→ PROBLEM DETAILS
Report every line below that holds the word "directory".

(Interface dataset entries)
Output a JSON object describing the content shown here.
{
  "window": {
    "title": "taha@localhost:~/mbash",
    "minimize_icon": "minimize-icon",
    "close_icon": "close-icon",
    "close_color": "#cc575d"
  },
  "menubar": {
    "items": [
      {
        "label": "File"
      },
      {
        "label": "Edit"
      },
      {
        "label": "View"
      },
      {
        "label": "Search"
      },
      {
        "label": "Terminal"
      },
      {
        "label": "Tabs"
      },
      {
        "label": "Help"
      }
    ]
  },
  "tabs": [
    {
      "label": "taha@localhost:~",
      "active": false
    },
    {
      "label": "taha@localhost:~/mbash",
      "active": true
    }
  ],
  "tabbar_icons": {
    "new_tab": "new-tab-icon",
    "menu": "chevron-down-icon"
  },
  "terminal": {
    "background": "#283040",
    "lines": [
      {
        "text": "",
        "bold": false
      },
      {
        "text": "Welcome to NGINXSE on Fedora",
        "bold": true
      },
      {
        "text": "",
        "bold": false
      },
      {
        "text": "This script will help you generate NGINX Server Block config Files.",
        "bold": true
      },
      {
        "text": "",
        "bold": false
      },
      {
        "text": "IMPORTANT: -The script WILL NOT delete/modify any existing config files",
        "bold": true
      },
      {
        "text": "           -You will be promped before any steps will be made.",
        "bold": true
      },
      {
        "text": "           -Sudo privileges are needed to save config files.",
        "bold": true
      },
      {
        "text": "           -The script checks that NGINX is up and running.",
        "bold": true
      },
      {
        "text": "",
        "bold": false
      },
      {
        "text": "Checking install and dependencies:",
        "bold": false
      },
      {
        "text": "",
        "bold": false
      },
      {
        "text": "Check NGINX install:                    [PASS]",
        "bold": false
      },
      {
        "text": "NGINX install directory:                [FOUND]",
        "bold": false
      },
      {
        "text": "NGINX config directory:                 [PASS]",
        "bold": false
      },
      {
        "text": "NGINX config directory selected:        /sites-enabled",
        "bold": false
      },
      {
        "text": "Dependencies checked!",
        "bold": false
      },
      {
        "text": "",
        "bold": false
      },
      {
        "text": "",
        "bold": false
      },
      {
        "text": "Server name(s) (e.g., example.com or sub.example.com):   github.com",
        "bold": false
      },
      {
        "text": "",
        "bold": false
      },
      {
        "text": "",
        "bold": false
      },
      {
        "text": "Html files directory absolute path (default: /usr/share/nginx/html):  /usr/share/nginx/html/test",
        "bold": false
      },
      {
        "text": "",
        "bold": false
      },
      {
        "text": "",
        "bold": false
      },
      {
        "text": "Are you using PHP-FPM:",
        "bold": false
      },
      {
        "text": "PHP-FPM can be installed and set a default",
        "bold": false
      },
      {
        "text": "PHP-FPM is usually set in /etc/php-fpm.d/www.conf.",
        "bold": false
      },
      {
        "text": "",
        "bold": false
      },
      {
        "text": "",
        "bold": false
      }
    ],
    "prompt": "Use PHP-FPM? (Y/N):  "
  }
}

→ EXERCISE RESPONSE
        "text": "NGINX install directory:                [FOUND]",
        "text": "NGINX config directory:                 [PASS]",
        "text": "NGINX config directory selected:        /sites-enabled",
        "text": "Html files directory absolute path (default: /usr/share/nginx/html):  /usr/share/nginx/html/test",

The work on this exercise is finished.